- The setting of a maximum age for recruitment which is based on the training requirements for the post in question or the need for a reasonable period of employment before retirement provided that this this is objectively justified for the achievement of a legitimate aim and the requirement is proportionate.
- Age (and length of service) requirements set by law for the purposes of pension social security.
- Age requirements related to measures or programs under the Employment Promotion Act.
- The setting of requirements for minimum and maximum age for access to training and education, if it is objectively justified for achievement of a legitimate aim in view of the nature of the training or the education, or of the conditions in which they are carried out, and the requirements are proportionate.
- Setting of a maximum age limit for eligibility for a loan under the Student and Doctoral-Candidate Loans Act.
There are different retirement ages for different types of employees. The most common retirement age for 2018 which applies to employees working under normal working conditions is 64 years and 1 month for men and 61 years and 2 months for women. The retirement age would increase gradually in the coming years reaching 65 years for both men and women.
The retirement age is lower for military servants, firemen, policemen, teachers, employees working under hard or dangerous working conditions, and other special categories of employees.
Retirement age itself does not entitle the employee to a pension, but there is also a requirement for certain length of service (in general cases, 38 years and 6 months for men and 35 years and 6 months for women for 2018, but it would also gradually increase during the coming years reaching 40 years for men and 37 years for women).
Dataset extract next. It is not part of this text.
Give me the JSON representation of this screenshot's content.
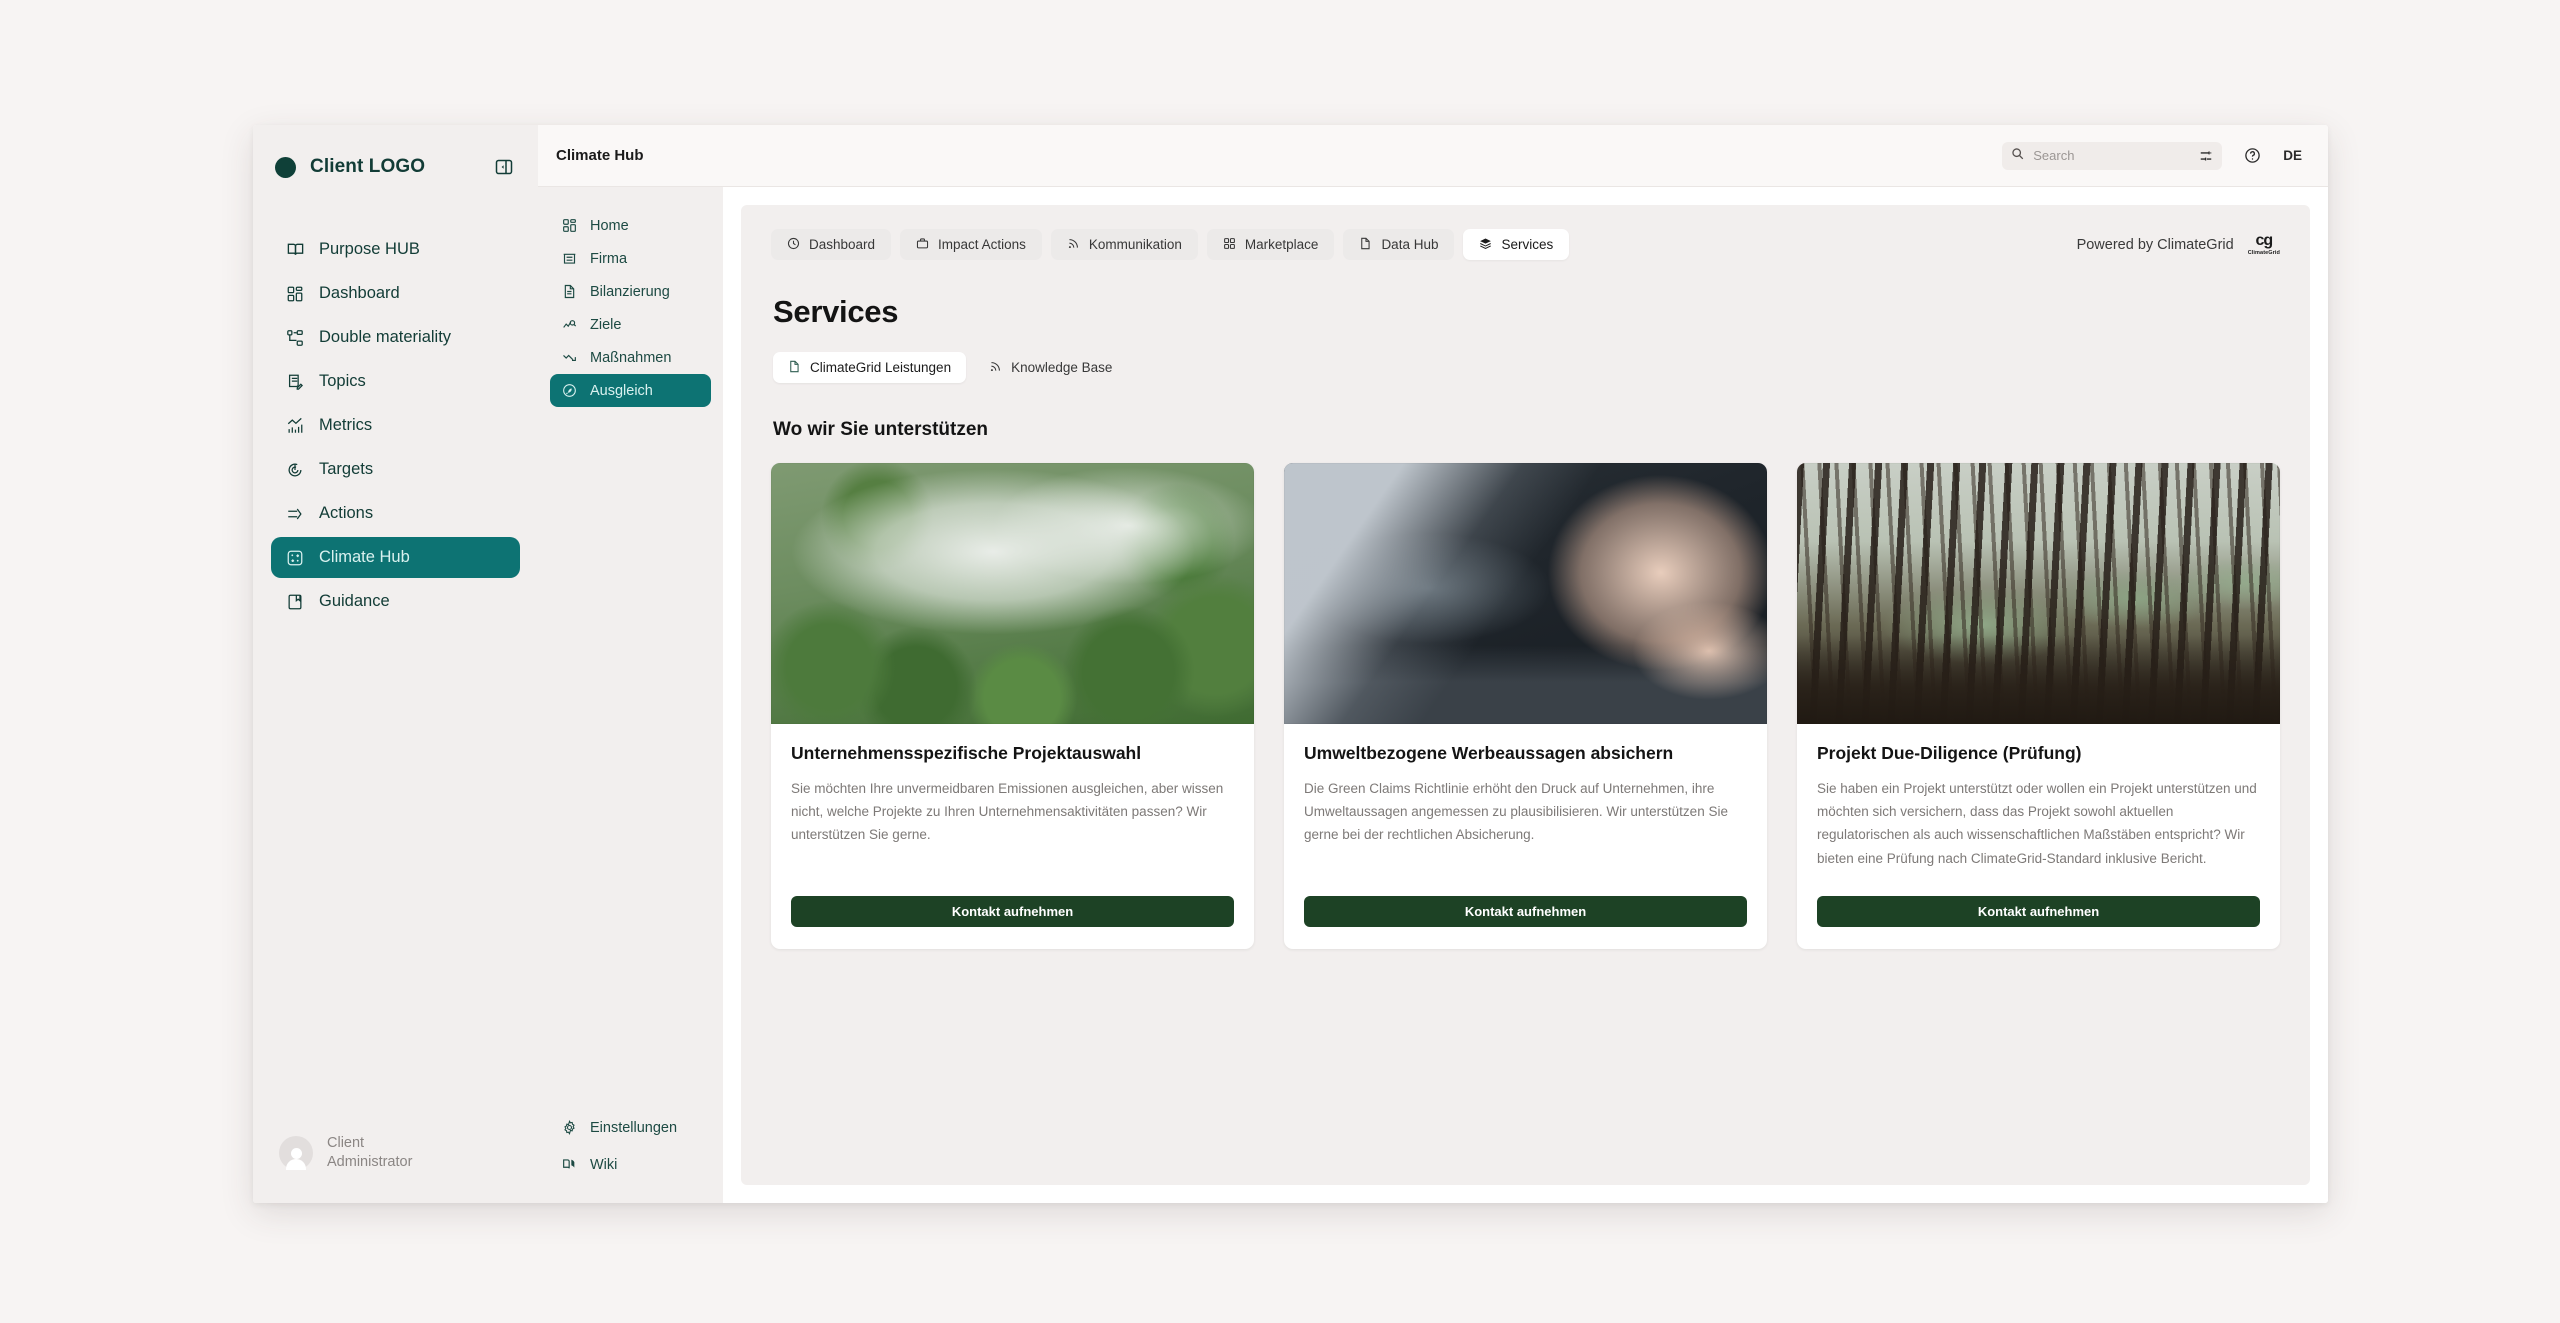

The employer may unilaterally terminate the employment relation with the employee when the latter becomes eligible for pension for age and social security length of service.
One of the interesting cases in the recent years involved a large telecommunication company which dismissed a large number of employees from its sales department where the dismissed employees where above 39 years of age. At the same time, the company expanded and hired predominantly young employees. The Commission found that the employer had discriminated against the employees on the basis of age, by harassing and pressing the employees to accept the termination of their contracts.
However, the first-instance administrative court annulled this decision due to the expired prescription term as the proceedings before the Commission took more than 3 years.
The decision is now on appeal and the case is now pending before the Supreme Administrative Court.